Outside view of the Jewish Museum
Exterior of the Jewish Museum Berlin. Photo by Jens Ziehe, courtesy of the JMB

Jguideeurope: In December, the Museum is presenting an exhibition dedicated to Kafka and contemporary art. What motivated such an approach?
Shelley Harten:
The exhibition ties into the global Kafka celebrations marking the centenary of the author’s death. It creates a dialogue between Kafka and visual artists about questions of access to the arts and to being an artist. On his deathbed Kafka worked on his last publication “The Hunger Artist” containing stories on this very topic, showing how central these questions were to his work and to gaining access to it today. The topic of access, gaining or being refused entrance, infiltrations and overlapping private and public spheres, has become even more relevant today in a digital age. So the motivation for this exhibition lies in merging Kafka’s world of imagination with our understanding of art and society today.

Who are the partners participating?
We are very honored to work together with the three central libraries that hold Kafka’s manuscripts today – the Bodleian Library Oxford, the National Library of Israel and the German Literature Archive in Marbach. Four leading Kafka experts contribute to the Museum’s publication and online feature – Reiner Stach, Carolin Duttlinger and Vivian Liska for the catalogue and Hans-Gerd Koch for the Museum’s website “Jewish Places”.

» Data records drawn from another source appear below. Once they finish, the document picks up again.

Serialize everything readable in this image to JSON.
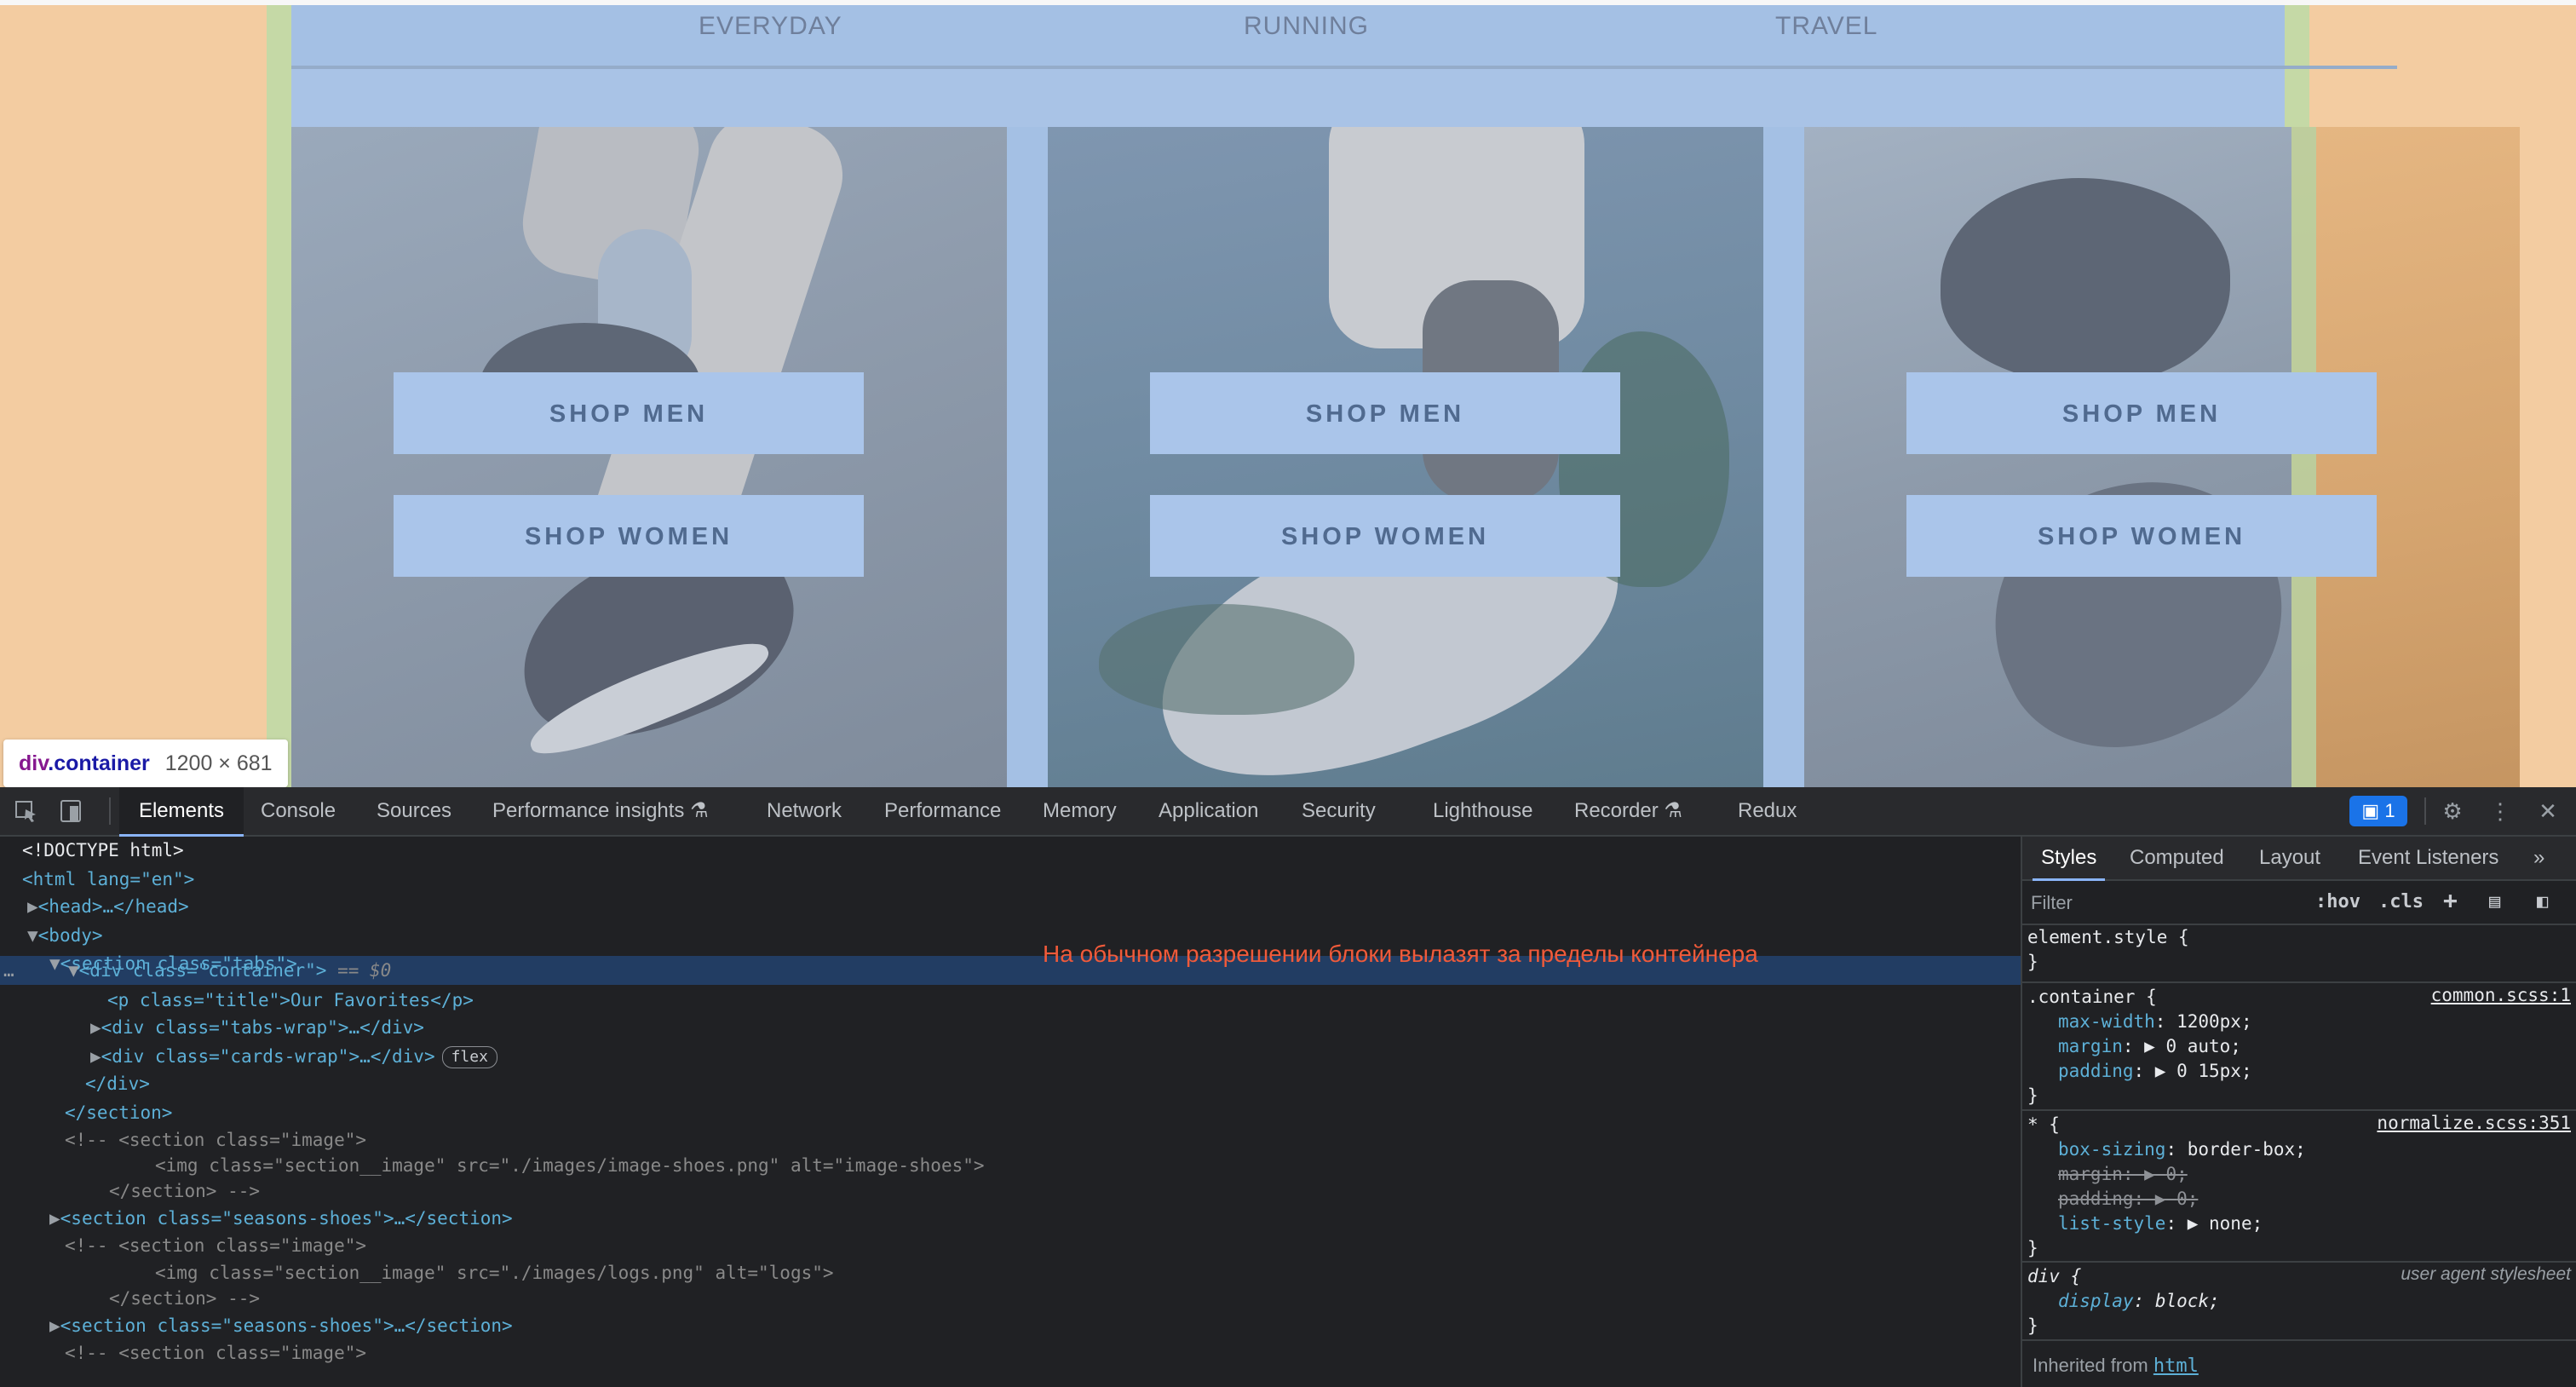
{
  "page": {
    "tabs": [
      "EVERYDAY",
      "RUNNING",
      "TRAVEL"
    ],
    "cards": [
      {
        "shop_men": "SHOP MEN",
        "shop_women": "SHOP WOMEN"
      },
      {
        "shop_men": "SHOP MEN",
        "shop_women": "SHOP WOMEN"
      },
      {
        "shop_men": "SHOP MEN",
        "shop_women": "SHOP WOMEN"
      }
    ],
    "tooltip": {
      "tag": "div",
      "cls": ".container",
      "size": "1200 × 681"
    }
  },
  "devtools": {
    "tabs": [
      "Elements",
      "Console",
      "Sources",
      "Performance insights",
      "Network",
      "Performance",
      "Memory",
      "Application",
      "Security",
      "Lighthouse",
      "Recorder",
      "Redux"
    ],
    "active_tab": "Elements",
    "issues_count": "1",
    "annotation": "На обычном разрешении блоки вылазят за пределы контейнера",
    "dom": {
      "doctype": "<!DOCTYPE html>",
      "html_open": "<html lang=\"en\">",
      "head": "<head>…</head>",
      "body_open": "<body>",
      "section_tabs": "<section class=\"tabs\">",
      "container": "<div class=\"container\">",
      "container_marker": "== $0",
      "p_title": "<p class=\"title\">Our Favorites</p>",
      "tabs_wrap": "<div class=\"tabs-wrap\">…</div>",
      "cards_wrap": "<div class=\"cards-wrap\">…</div>",
      "flex_badge": "flex",
      "div_close": "</div>",
      "section_close": "</section>",
      "comment1_open": "<!-- <section class=\"image\">",
      "comment1_img": "<img class=\"section__image\" src=\"./images/image-shoes.png\" alt=\"image-shoes\">",
      "comment_close": "</section> -->",
      "seasons1": "<section class=\"seasons-shoes\">…</section>",
      "comment2_open": "<!-- <section class=\"image\">",
      "comment2_img": "<img class=\"section__image\" src=\"./images/logs.png\" alt=\"logs\">",
      "seasons2": "<section class=\"seasons-shoes\">…</section>",
      "comment3_open": "<!-- <section class=\"image\">"
    },
    "styles": {
      "tabs": [
        "Styles",
        "Computed",
        "Layout",
        "Event Listeners"
      ],
      "filter_placeholder": "Filter",
      "hov": ":hov",
      "cls": ".cls",
      "element_style": "element.style {",
      "container_selector": ".container {",
      "container_src": "common.scss:1",
      "container_props": [
        {
          "name": "max-width",
          "value": "1200px;"
        },
        {
          "name": "margin",
          "value": "0 auto;"
        },
        {
          "name": "padding",
          "value": "0 15px;"
        }
      ],
      "star_selector": "* {",
      "star_src": "normalize.scss:351",
      "star_props": [
        {
          "name": "box-sizing",
          "value": "border-box;"
        },
        {
          "name": "margin",
          "value": "0;"
        },
        {
          "name": "padding",
          "value": "0;"
        },
        {
          "name": "list-style",
          "value": "none;"
        }
      ],
      "div_selector": "div {",
      "div_src": "user agent stylesheet",
      "div_prop": {
        "name": "display",
        "value": "block;"
      },
      "close_brace": "}",
      "inherited_label": "Inherited from",
      "inherited_el": "html"
    }
  }
}
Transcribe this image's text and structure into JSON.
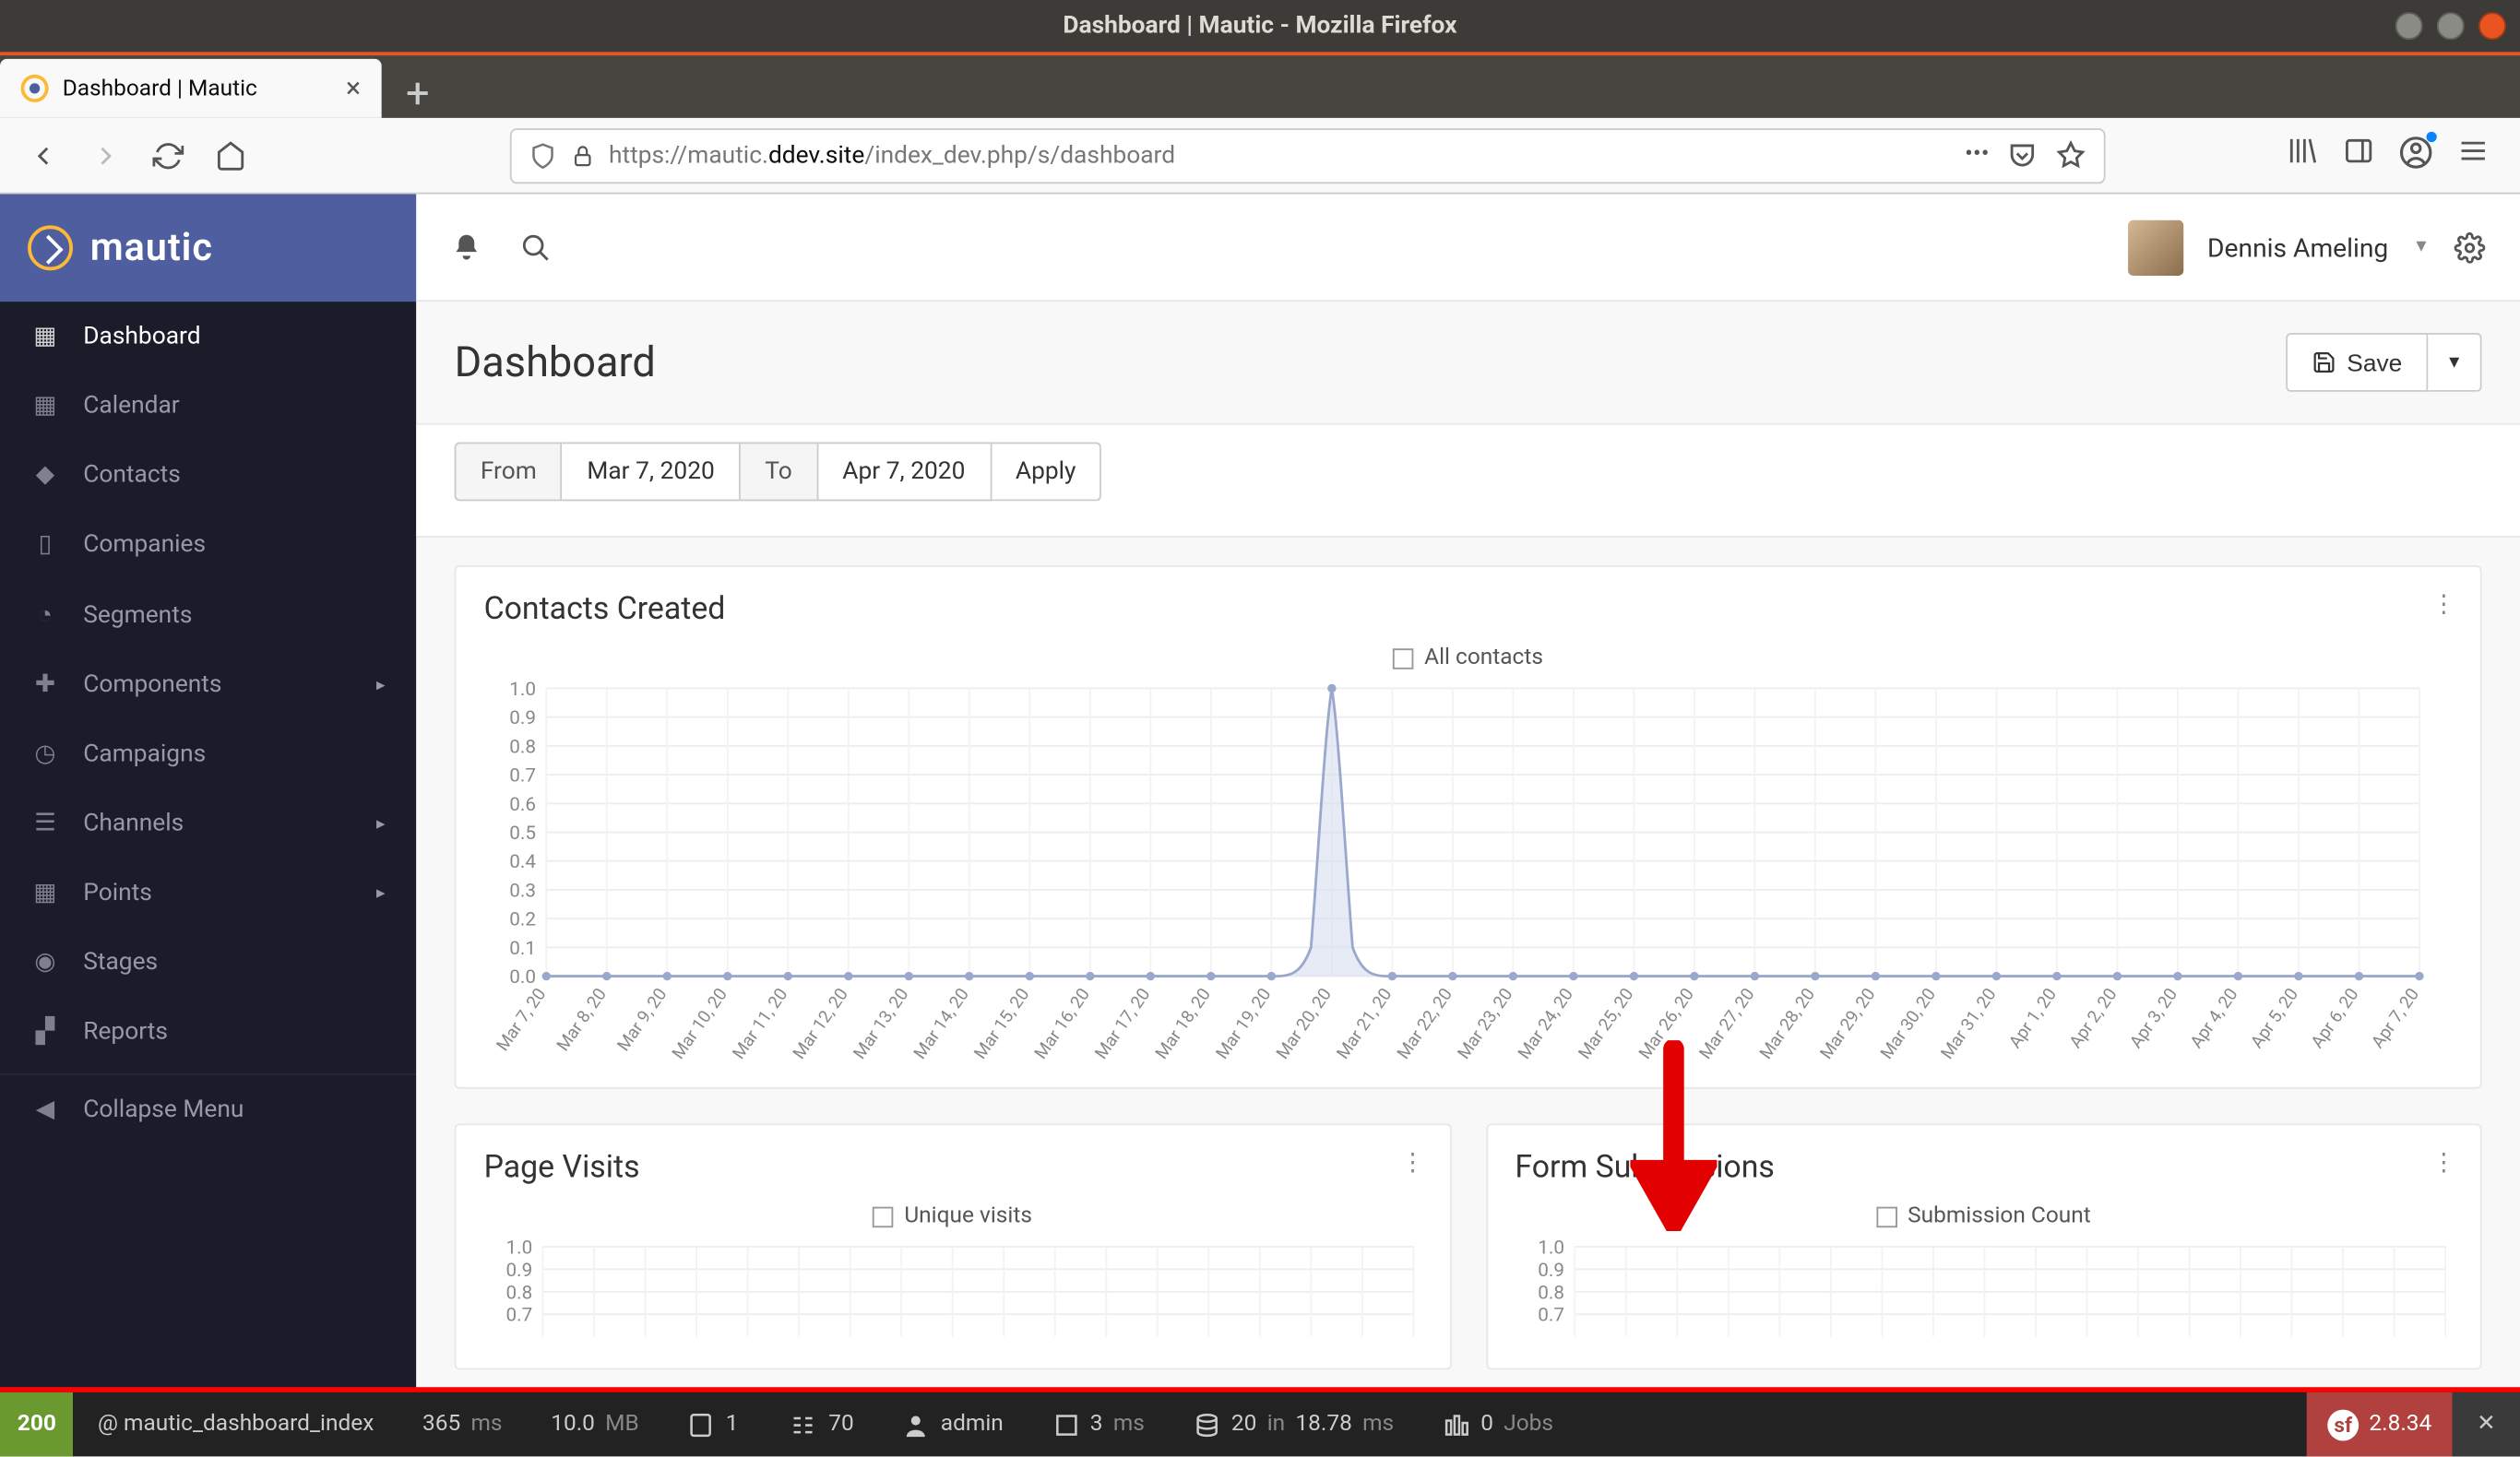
{
  "os": {
    "title": "Dashboard | Mautic - Mozilla Firefox"
  },
  "browser": {
    "tab_title": "Dashboard | Mautic",
    "url_proto": "https://",
    "url_host_pre": "mautic.",
    "url_host_main": "ddev.site",
    "url_path": "/index_dev.php/s/dashboard"
  },
  "sidebar": {
    "brand": "mautic",
    "items": [
      {
        "label": "Dashboard"
      },
      {
        "label": "Calendar"
      },
      {
        "label": "Contacts"
      },
      {
        "label": "Companies"
      },
      {
        "label": "Segments"
      },
      {
        "label": "Components"
      },
      {
        "label": "Campaigns"
      },
      {
        "label": "Channels"
      },
      {
        "label": "Points"
      },
      {
        "label": "Stages"
      },
      {
        "label": "Reports"
      }
    ],
    "collapse": "Collapse Menu"
  },
  "topbar": {
    "user": "Dennis Ameling"
  },
  "page": {
    "title": "Dashboard",
    "save": "Save",
    "from_label": "From",
    "from_value": "Mar 7, 2020",
    "to_label": "To",
    "to_value": "Apr 7, 2020",
    "apply": "Apply"
  },
  "panels": {
    "contacts": {
      "title": "Contacts Created",
      "legend": "All contacts"
    },
    "visits": {
      "title": "Page Visits",
      "legend": "Unique visits"
    },
    "forms": {
      "title": "Form Submissions",
      "legend": "Submission Count"
    }
  },
  "debug": {
    "status": "200",
    "route": "@ mautic_dashboard_index",
    "time": "365",
    "time_u": "ms",
    "mem": "10.0",
    "mem_u": "MB",
    "forms": "1",
    "twig": "70",
    "user": "admin",
    "db_t": "3",
    "db_u": "ms",
    "q_n": "20",
    "q_in": "in",
    "q_t": "18.78",
    "q_u": "ms",
    "jobs_n": "0",
    "jobs": "Jobs",
    "sf": "2.8.34"
  },
  "chart_data": [
    {
      "type": "line",
      "title": "Contacts Created",
      "legend": [
        "All contacts"
      ],
      "ylim": [
        0,
        1.0
      ],
      "yticks": [
        0,
        0.1,
        0.2,
        0.3,
        0.4,
        0.5,
        0.6,
        0.7,
        0.8,
        0.9,
        1.0
      ],
      "categories": [
        "Mar 7, 20",
        "Mar 8, 20",
        "Mar 9, 20",
        "Mar 10, 20",
        "Mar 11, 20",
        "Mar 12, 20",
        "Mar 13, 20",
        "Mar 14, 20",
        "Mar 15, 20",
        "Mar 16, 20",
        "Mar 17, 20",
        "Mar 18, 20",
        "Mar 19, 20",
        "Mar 20, 20",
        "Mar 21, 20",
        "Mar 22, 20",
        "Mar 23, 20",
        "Mar 24, 20",
        "Mar 25, 20",
        "Mar 26, 20",
        "Mar 27, 20",
        "Mar 28, 20",
        "Mar 29, 20",
        "Mar 30, 20",
        "Mar 31, 20",
        "Apr 1, 20",
        "Apr 2, 20",
        "Apr 3, 20",
        "Apr 4, 20",
        "Apr 5, 20",
        "Apr 6, 20",
        "Apr 7, 20"
      ],
      "values": [
        0,
        0,
        0,
        0,
        0,
        0,
        0,
        0,
        0,
        0,
        0,
        0,
        0,
        1,
        0,
        0,
        0,
        0,
        0,
        0,
        0,
        0,
        0,
        0,
        0,
        0,
        0,
        0,
        0,
        0,
        0,
        0
      ]
    },
    {
      "type": "line",
      "title": "Page Visits",
      "legend": [
        "Unique visits"
      ],
      "ylim": [
        0,
        1.0
      ],
      "yticks": [
        0.7,
        0.8,
        0.9,
        1.0
      ],
      "categories": [],
      "values": []
    },
    {
      "type": "line",
      "title": "Form Submissions",
      "legend": [
        "Submission Count"
      ],
      "ylim": [
        0,
        1.0
      ],
      "yticks": [
        0.7,
        0.8,
        0.9,
        1.0
      ],
      "categories": [],
      "values": []
    }
  ]
}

Can you present us some of the objects shown at the exhibition?
We will show over 30 manuscripts and some drawings by Kafka – a unique selection that traces different facets of his work and life, including one of the notebooks of “Das Schloss” and of “Der Verschollene (Amerika)” as well as excerpts from the letter to the father and his Hebrew vocabulary notebooks. They will be shown alongside contemporary artworks by artists such as Cory Arcangel, Guy Ben-Ner, Hito Steyerl, Maria Lassnig with Duchamp’s Boîte-en-valise as a transition piece from the world of thoughts and books to the world of visual arts. I hope for interesting conversations between the works of art – for example Hito Steyerl’s work “Strike” coming together with Kafka’s “Oklahoma” chapter of “Amerika” and the question: is everyone welcome to become an artist?